**Instructions for the task:**
Search the data for the string "Permite" and gather each line it is in.

**Available data:**
┌────────

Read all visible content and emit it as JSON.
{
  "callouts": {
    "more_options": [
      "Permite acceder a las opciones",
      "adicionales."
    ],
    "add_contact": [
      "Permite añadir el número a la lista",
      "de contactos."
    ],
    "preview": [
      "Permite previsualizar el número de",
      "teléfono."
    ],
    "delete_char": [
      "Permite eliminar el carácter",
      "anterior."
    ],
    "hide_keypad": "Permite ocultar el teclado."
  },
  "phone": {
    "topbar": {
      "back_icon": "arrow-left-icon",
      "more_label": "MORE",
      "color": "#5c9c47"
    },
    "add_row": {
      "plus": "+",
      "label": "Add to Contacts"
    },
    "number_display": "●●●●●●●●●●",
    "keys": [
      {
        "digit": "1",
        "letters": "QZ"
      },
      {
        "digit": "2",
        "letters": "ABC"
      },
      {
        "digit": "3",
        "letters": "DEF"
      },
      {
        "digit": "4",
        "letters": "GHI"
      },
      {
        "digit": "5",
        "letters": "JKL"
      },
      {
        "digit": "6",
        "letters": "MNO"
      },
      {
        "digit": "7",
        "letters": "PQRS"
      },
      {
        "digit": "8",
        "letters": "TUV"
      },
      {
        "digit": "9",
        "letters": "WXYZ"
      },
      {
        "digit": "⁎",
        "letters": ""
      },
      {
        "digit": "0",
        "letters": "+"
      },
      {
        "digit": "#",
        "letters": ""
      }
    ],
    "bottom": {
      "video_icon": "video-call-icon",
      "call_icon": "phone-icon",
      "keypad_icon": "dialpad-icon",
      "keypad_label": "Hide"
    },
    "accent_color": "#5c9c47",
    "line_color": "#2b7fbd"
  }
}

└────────

**Result:**
      "Permite acceder a las opciones",
      "Permite añadir el número a la lista",
      "Permite previsualizar el número de",
      "Permite eliminar el carácter",
    "hide_keypad": "Permite ocultar el teclado."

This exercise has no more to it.